For years I told everyone who would listen, “I don’t want to marry a pastor.”
To anyone who asked why, I’d explain, “I don’t want to be known as ‘the pastor’s wife’ instead of by my name.”
For years, I was defined by my relationships to people; I was one of the Edwards family, the pastor’s kid, the principal’s kid, Karissa’s sister, Krystal’s sister, etc.
In college, it finally occurred to me that I could just be “Charity Edwards.” I reveled in and flourished under that realization. I had heaps of fun finding out who I was without having to point at someone else as a reference point.
Once after I graduated college, my family and I met an old lady whom her grandson introduced to everyone as “Grandma.” He actually corrected people who tried to call her by her name. I remember thinking how awful it would be to be old and have no one left to call you by name – to only have a title that is determined by your relationship to someone else.
I so fiercely enjoy being known as my own self that I kind of secretly resent that I might have to change my name someday to my husband’s last name. Of course, my last name right now reflects my relationship to my dad, so…hmmm…maybe my future husband and I can come up with a unique last name for the two of us. (It scares me a bit that I love that idea.)

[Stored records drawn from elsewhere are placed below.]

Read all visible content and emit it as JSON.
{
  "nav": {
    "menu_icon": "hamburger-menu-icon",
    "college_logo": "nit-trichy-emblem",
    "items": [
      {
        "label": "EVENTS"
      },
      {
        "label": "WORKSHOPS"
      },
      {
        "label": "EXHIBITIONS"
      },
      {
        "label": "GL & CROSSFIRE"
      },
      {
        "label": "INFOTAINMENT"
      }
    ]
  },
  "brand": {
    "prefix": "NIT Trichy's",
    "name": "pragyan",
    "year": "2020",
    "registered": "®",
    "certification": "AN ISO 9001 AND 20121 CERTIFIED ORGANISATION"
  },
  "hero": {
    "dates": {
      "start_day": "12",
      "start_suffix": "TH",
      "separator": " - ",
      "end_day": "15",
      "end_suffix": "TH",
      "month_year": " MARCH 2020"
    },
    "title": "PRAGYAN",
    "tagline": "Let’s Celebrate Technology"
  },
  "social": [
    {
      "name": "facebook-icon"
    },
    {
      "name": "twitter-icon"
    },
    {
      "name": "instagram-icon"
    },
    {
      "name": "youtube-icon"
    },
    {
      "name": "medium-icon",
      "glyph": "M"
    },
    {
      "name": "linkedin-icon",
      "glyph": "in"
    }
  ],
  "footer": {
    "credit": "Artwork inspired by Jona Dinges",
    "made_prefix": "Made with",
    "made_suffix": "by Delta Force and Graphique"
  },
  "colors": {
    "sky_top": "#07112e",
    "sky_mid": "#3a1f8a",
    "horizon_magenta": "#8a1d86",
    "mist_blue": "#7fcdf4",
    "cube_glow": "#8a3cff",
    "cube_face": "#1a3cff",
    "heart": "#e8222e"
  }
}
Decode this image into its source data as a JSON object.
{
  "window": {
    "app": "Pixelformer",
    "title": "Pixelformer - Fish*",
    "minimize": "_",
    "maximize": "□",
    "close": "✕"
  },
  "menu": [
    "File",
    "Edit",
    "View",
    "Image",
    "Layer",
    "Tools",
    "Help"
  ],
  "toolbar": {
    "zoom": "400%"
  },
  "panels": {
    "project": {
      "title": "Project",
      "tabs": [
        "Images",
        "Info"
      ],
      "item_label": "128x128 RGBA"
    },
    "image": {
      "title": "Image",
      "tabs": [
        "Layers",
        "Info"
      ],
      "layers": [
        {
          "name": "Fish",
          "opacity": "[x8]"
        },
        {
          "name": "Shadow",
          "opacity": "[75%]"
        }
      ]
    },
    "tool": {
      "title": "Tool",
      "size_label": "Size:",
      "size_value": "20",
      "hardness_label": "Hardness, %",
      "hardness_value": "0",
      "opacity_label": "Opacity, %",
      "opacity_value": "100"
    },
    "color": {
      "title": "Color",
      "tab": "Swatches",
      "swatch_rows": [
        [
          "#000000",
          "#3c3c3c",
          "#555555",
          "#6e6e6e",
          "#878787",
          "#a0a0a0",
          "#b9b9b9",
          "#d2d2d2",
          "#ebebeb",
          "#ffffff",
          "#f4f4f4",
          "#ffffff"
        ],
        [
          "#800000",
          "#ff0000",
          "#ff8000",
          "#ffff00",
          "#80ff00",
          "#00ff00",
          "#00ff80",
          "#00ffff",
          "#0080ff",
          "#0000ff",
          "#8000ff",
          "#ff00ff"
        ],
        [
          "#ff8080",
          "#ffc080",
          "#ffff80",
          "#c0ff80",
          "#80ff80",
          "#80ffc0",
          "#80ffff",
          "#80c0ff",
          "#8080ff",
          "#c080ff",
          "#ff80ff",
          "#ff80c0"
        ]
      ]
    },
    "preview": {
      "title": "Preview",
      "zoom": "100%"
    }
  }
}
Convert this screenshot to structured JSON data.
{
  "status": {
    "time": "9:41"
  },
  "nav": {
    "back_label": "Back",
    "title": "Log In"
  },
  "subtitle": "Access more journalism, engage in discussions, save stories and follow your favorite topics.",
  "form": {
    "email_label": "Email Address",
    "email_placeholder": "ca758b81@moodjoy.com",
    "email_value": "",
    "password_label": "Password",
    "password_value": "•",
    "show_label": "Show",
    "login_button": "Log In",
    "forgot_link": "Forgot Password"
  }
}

Of course, I know that I can never be entirely independent and/or undefined by other people. I’m known by the friends I have, the family I love, the coworkers I spend most of my days with. And I know I can never have complete control over outside factors that define people’s perceptions of me; that’s impossible, and I’d stress myself out by trying.
Three things underlie my desire to be identified only as “Charity Edwards” and not as “so-and-so’s something”:
- Control – in choosing what accomplishments people see, what flaws are tucked away, what cultural norms or subcultural habits I adopt or reject.
- Pride – in thinking I’m worth knowing individually, I deserve to be treated uniquely, I should be seen for who I am because I’m enough.
- Fear – of being lost in a group, overlooked in a crowd, unknown as an individual.
Part of the reason for this is undoubtedly my culture that bombards me with the idea that I should unapologetically be myself, that I’m worth the money spent on hair products, that I deserve the best phone on the market, etc. This is, of course, compounded by the fact that I was homeschooled; my mom and dad told me I was special, and there was never anyone else around to remind me that I was probably quite average.
But that’s a light-hearted, easy reason.
I – like probably everyone else ever in history – desire to be known: deeply, intimately, passionately. I desire to have someone look into my soul, know all my secrets, and still love me and want to do life with me. Not because I have a great family, or I go to a great church, or I have a couple of hotties for roommates; but because I’m me, and that’s enough. Just Charity.
And that’s part of the reason I get so impatient for my future man some days. I think that somehow, marriage will satisfy that melodramatic longing in my soul.
I know that isn’t true, though. I do. The truth, like the lie, is three-fold:
- There is someone who chose me (John 15:16); before I was even a twinkle in my earthly daddy’s eye, I was the apple of my heavenly Father’s (Zechariah 2:8).
- There is someone who has already become my identity because of my relationship to Him (Galatians 3:27), and it’s quite the most wonderful thing in the world.
- There is someone who knows me better than my sister did before she died, better than my parents with whom I share (not quite) everything, better than my roommates or the women in my Bible study (Psalm 139:1-4).
God the Father chose my identity as a daughter/follower of the King (Galatians 4:6) who paid the ultimate price to be related to me (Romans 5:8). Long before I discovered a life outside of my family, I’d already discovered a life inside God’s.
God’s son Jesus reminds me that even I were known as simply “a Christian” – if all that is written on my gravestone is “she loved Jesus” – then that is the greatest identity I could have on this earth (I Corinthians 6:19-20).
God the Holy Spirit knows me deeply, intimately, and so passionately that Jesus died to prove it (I Corinthians 3:16). He made my soul, knows my secrets before I do, and still loves me and gave Jesus’ perfect life in exchange for my wildly imperfect one (Jeremiah 1:5).
The Trinity models what it’s like to be identified by a relationship to someone else. If Jesus had refused to be known by his relationship to His Father, His life would have been pointless. If the Holy Spirit decided to “peace out,” I (and the rest of the world) would be in deep doo-doo. They each identify with each other so that I can identify with them in life and in death.
I think sometimes I see my identity as something that I’m trapped by in this lifetime; I’m trapped by people’s perceptions, mistakes I made, or bad Facebook photos. But in Jesus, I’m free to let all those things go and cling to the God who made me, loves me, and gave Himself for me.
So whether I’m forever the Blithe Bachelorette, or I take on a new last name; whether I am known by my husband’s job, or as “mom”; whether or not I am ever known completely by another person – I can live and die in the knowledge that Jesus is all the identity I need, and it’s an identity immeasurably better than I deserve.